Taking a rather contradicting stance, Thilina L. Dissanayaka (27) who is a university academic, expressed that harassment of women in particular is an issue created by the perception of women that they ought to be treated differently than that of men.

“There is no way that social networks could harass women, we can only claim that there is a possibility that women can get harassed by them. A woman who is under the impression that she should be treated differently, might think that she gets harassed”, he commented.

Thilina elaborated on his claim by bringing in an example of a female worker at a construction site. “I once asked a female employee at a construction site about her opinions on the view that the women who are employed at the construction sector are prone to gender based violence. Her response was that there are no threats as such; she said that these issues are problems that are ‘created’ by women.” Viewing the harassment against women as a non-existent problem, he concluded that women should think more independently, and their perception should be devoid of the influence of men.


A human rights and HIV activist, Roshan De Silva (46) commented on the harassment of women that come from men in particular. In his view, men are intimidated by women. “Have a look of the derogatory language used against women in Facebook pages like ‘dangarella’; do you think that these men would talk to women as such if they meet them in real life?” Roshan asked. He stated that the anonymity that is provided with the virtual nature of social media has fortified the irresponsible behaviour of the perpetrators of cyber violence. He was under the impression that the extent of harassment against women is comparatively higher in the cyber space.

Adding to what Roshan opined, Crisenta Dunuwila (33), a housewife, said that social media has become “an ugly mess” because of certain people with “non-refined, poor mentalities.” “We always hear about incidents where young women are being harassed due to bad, shortsighted decisions that they take. An example would be the incident where someone committed suicide after an exchange of nude photos. Knowing that these actions could lead to such negative consequences, why do we keep doing it continuously? As women, we have to be more observant” she commented.

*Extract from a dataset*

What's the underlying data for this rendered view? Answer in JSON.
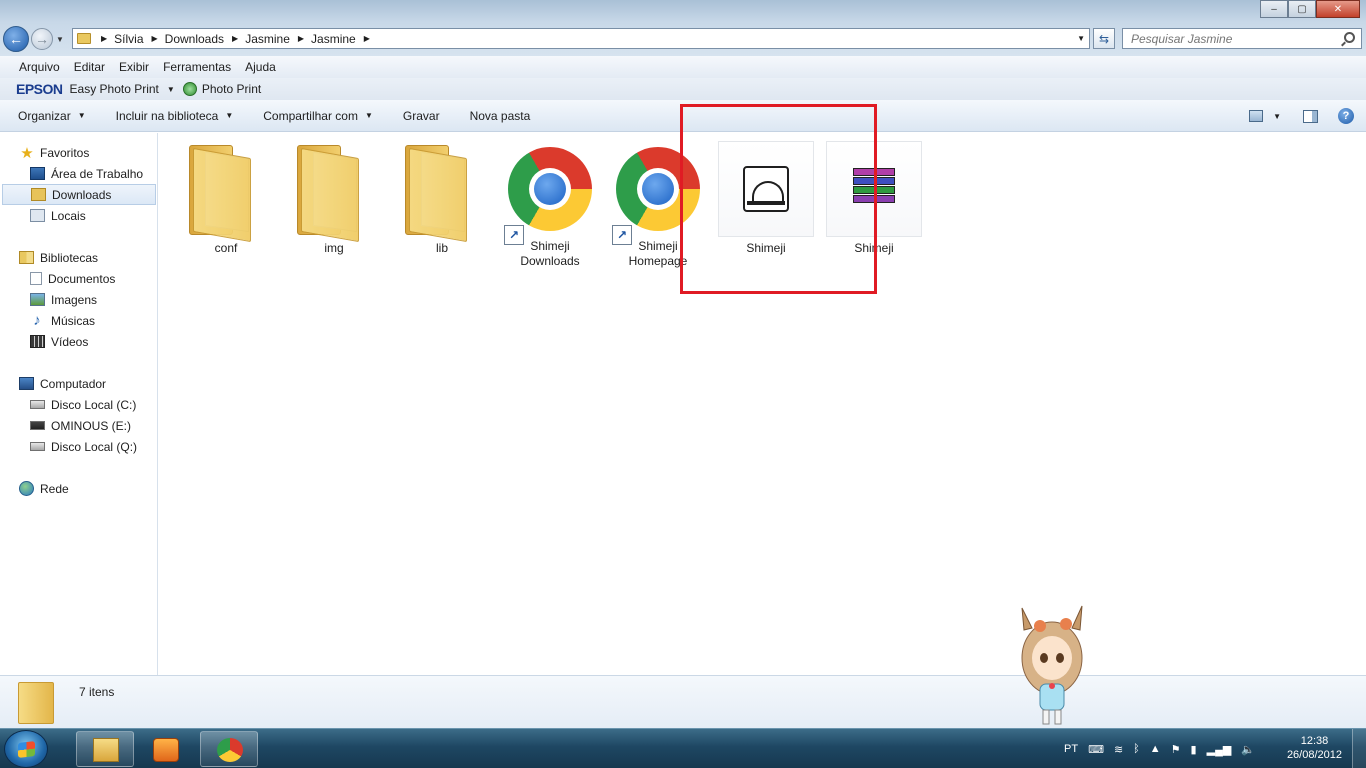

Shashikala Assella, 35, who is a university academic, discussed multiple ways through which women are harassed on an online platform. She said that women are being targeted on social media, especially if they have attractive profile pictures or rather open profiles, by sexual predators and others. “Mostly, they are approached with the intention of either going out, which is also questionable, and then if refused they generally get abused on social media, on public forums, for their bodies and dress codes” she remarked.

Shashikala also pointed out to the perception of some who think that “it is their right to send friend request to any girl/woman they like”, arguing that, that itself shows lack of respect, and they think that women should accept their requests/ follow them just because they have shown interest in them. She also singled out instances when people whom one may have known before, but have no intention of keeping in touch with, send requests repeatedly and feel insulted if one ignores them, because they think it is their right to be connected. She concluded that women too need to be more aware of all the sexual predators waiting to victimize them on social media, being strong to delete people/ remove offensive comments and generally keeping themselves safe as much as they can.

In 2012, the whole world’s attention was directed towards cyberbullying when a teenager named Amanda Todd committed suicide after a series of incidents that involved cyberbullying and harassment. From time to time, various female targets surface on Sri Lankan Facebook sphere being shamed for their sexuality. For now, being cautious in our use of social media seems to be the most effective means through which we could counteract cyberbullying; eradication of misogyny and irresponsible online behaviour are also factors that require to be taken into account.